If other amateurs are asking to make calls during a QSO, it is a very good indication that there are other users waiting to use the repeater. Even if there are not other stations asking to make calls during a QSO, or if other users are invited to break in but chose not to, there is still a very good possibility that there are other users waiting for the QSO to end so they can make a call. Many amateurs are reluctant to interrupt an ongoing QSO to make a call; they may feel that the call they want to make is no more important than the QSO already in progress.
Being a wide-coverage system, many mobile stations and travelers use the system to communicate over a wide distance while on the road. The AI7HO repeaters have been built at considerable expense and hard work to provide this wide-area service. One of the purposes of our repeaters is to expand the range of mobile and hand-held transceivers.
AI7HO is NOT a closed repeater system. It is an open, user-friendly and visitor friendly system. Local and visiting amateurs who are not members of the Hermiston Amateur Radio Club are welcome to use our repeaters. Those who use our repeaters frequently are encouraged to consider joining our club or making a donation to help support our repeaters
Shutdowns. A control operator may shut off the repeater either due to a violation of the AI7HO repeater policies, violations of FCC regulations, or flagrant disregard for “good amateur practice”. A shutdown should be taken as a hint that something was wrong, either with the conversation or with the operating practices. Shutdowns are often done in lieu of direct personal intervention by a control operator as it avoids the situation from becoming a personal confrontation.

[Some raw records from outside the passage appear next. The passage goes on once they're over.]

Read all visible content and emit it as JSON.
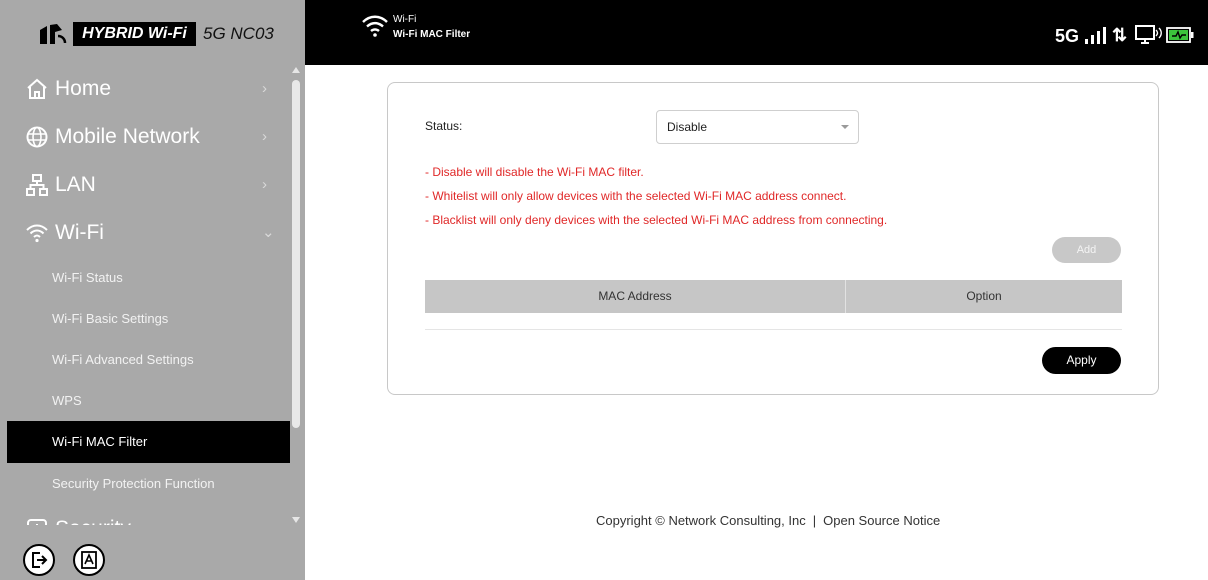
{
  "brand": {
    "logo_icon": "hybrid-logo-icon",
    "product": "HYBRID Wi-Fi",
    "model": "5G NC03"
  },
  "sidebar": {
    "items": [
      {
        "icon": "home-icon",
        "label": "Home",
        "chevron": "›"
      },
      {
        "icon": "globe-icon",
        "label": "Mobile Network",
        "chevron": "›"
      },
      {
        "icon": "lan-icon",
        "label": "LAN",
        "chevron": "›"
      },
      {
        "icon": "wifi-icon",
        "label": "Wi-Fi",
        "chevron": "⌄"
      },
      {
        "icon": "security-icon",
        "label": "Security",
        "chevron": "›"
      }
    ],
    "wifi_submenu": [
      {
        "label": "Wi-Fi Status"
      },
      {
        "label": "Wi-Fi Basic Settings"
      },
      {
        "label": "Wi-Fi Advanced Settings"
      },
      {
        "label": "WPS"
      },
      {
        "label": "Wi-Fi MAC Filter",
        "active": true
      },
      {
        "label": "Security Protection Function"
      }
    ],
    "footer_buttons": [
      "logout-icon",
      "font-size-icon"
    ]
  },
  "topbar": {
    "section": "Wi-Fi",
    "page": "Wi-Fi MAC Filter",
    "network_type": "5G",
    "signal_icon": "signal-bars-icon",
    "data_transfer_icon": "up-down-arrows",
    "data_transfer_glyph": "⇅",
    "device_icon": "connected-device-icon",
    "battery_icon": "battery-charging-icon"
  },
  "form": {
    "status_label": "Status:",
    "status_value": "Disable",
    "notes": [
      "- Disable will disable the Wi-Fi MAC filter.",
      "- Whitelist will only allow devices with the selected Wi-Fi MAC address connect.",
      "- Blacklist will only deny devices with the selected Wi-Fi MAC address from connecting."
    ],
    "add_label": "Add",
    "columns": [
      "MAC Address",
      "Option"
    ],
    "apply_label": "Apply"
  },
  "footer": {
    "copyright": "Copyright © Network Consulting, Inc",
    "separator": "|",
    "open_source": "Open Source Notice"
  },
  "colors": {
    "sidebar_bg": "#a9a9a9",
    "topbar_bg": "#000000",
    "note_red": "#e02828",
    "active_bg": "#000000",
    "battery_green": "#3cc43c"
  }
}
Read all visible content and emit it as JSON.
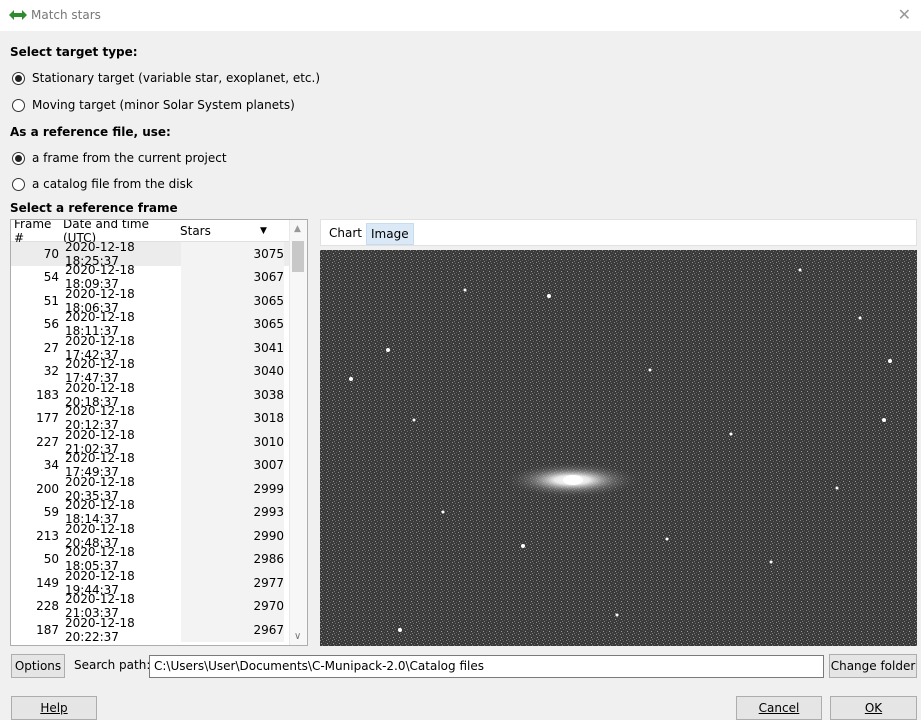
{
  "window": {
    "title": "Match stars",
    "close_glyph": "✕",
    "icon": "double-arrow-icon"
  },
  "target_type": {
    "label": "Select target type:",
    "options": [
      {
        "label": "Stationary target (variable star, exoplanet, etc.)",
        "checked": true
      },
      {
        "label": "Moving target (minor Solar System planets)",
        "checked": false
      }
    ]
  },
  "reference": {
    "label": "As a reference file, use:",
    "options": [
      {
        "label": "a frame from the current project",
        "checked": true
      },
      {
        "label": "a catalog file from the disk",
        "checked": false
      }
    ]
  },
  "frames": {
    "label": "Select a reference frame",
    "headers": [
      "Frame #",
      "Date and time (UTC)",
      "Stars"
    ],
    "sort_glyph": "▼",
    "rows": [
      {
        "frame": "70",
        "datetime": "2020-12-18 18:25:37",
        "stars": "3075"
      },
      {
        "frame": "54",
        "datetime": "2020-12-18 18:09:37",
        "stars": "3067"
      },
      {
        "frame": "51",
        "datetime": "2020-12-18 18:06:37",
        "stars": "3065"
      },
      {
        "frame": "56",
        "datetime": "2020-12-18 18:11:37",
        "stars": "3065"
      },
      {
        "frame": "27",
        "datetime": "2020-12-18 17:42:37",
        "stars": "3041"
      },
      {
        "frame": "32",
        "datetime": "2020-12-18 17:47:37",
        "stars": "3040"
      },
      {
        "frame": "183",
        "datetime": "2020-12-18 20:18:37",
        "stars": "3038"
      },
      {
        "frame": "177",
        "datetime": "2020-12-18 20:12:37",
        "stars": "3018"
      },
      {
        "frame": "227",
        "datetime": "2020-12-18 21:02:37",
        "stars": "3010"
      },
      {
        "frame": "34",
        "datetime": "2020-12-18 17:49:37",
        "stars": "3007"
      },
      {
        "frame": "200",
        "datetime": "2020-12-18 20:35:37",
        "stars": "2999"
      },
      {
        "frame": "59",
        "datetime": "2020-12-18 18:14:37",
        "stars": "2993"
      },
      {
        "frame": "213",
        "datetime": "2020-12-18 20:48:37",
        "stars": "2990"
      },
      {
        "frame": "50",
        "datetime": "2020-12-18 18:05:37",
        "stars": "2986"
      },
      {
        "frame": "149",
        "datetime": "2020-12-18 19:44:37",
        "stars": "2977"
      },
      {
        "frame": "228",
        "datetime": "2020-12-18 21:03:37",
        "stars": "2970"
      },
      {
        "frame": "187",
        "datetime": "2020-12-18 20:22:37",
        "stars": "2967"
      }
    ]
  },
  "preview": {
    "tabs": [
      {
        "label": "Chart",
        "active": false
      },
      {
        "label": "Image",
        "active": true
      }
    ]
  },
  "search": {
    "options_label": "Options",
    "path_label": "Search path:",
    "path_value": "C:\\Users\\User\\Documents\\C-Munipack-2.0\\Catalog files",
    "change_label": "Change folder"
  },
  "footer": {
    "help": "Help",
    "cancel": "Cancel",
    "ok": "OK"
  },
  "colors": {
    "accent": "#2e8b2e",
    "selected_tab": "#dbe9f7",
    "image_bg": "#3a3a3a"
  }
}
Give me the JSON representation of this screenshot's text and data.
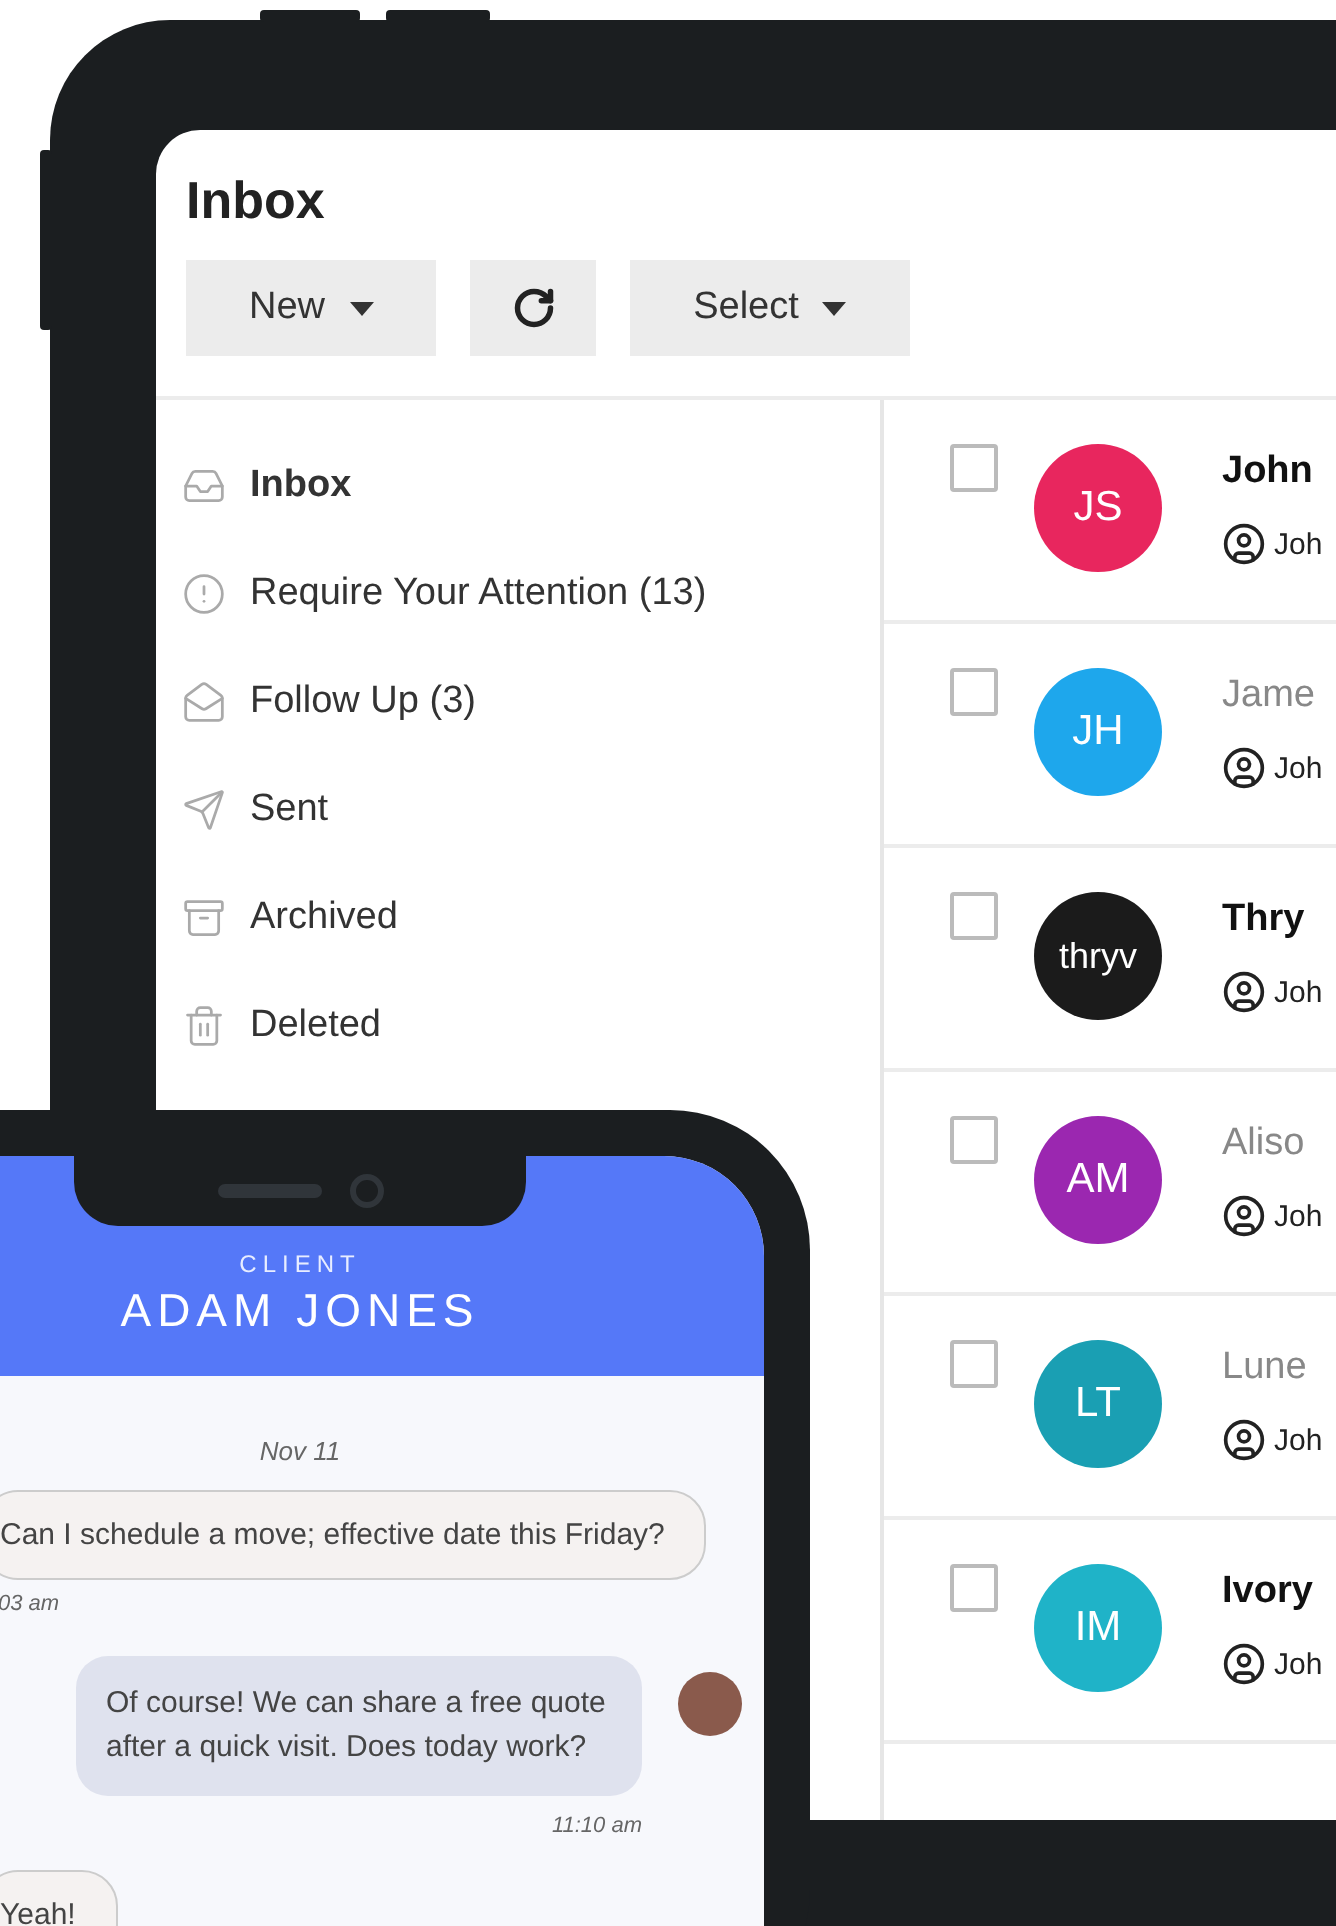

If you have any questions about the Hermiston Amateur Radio Club repeaters, feel free to contact any member of the board or Whitley Smith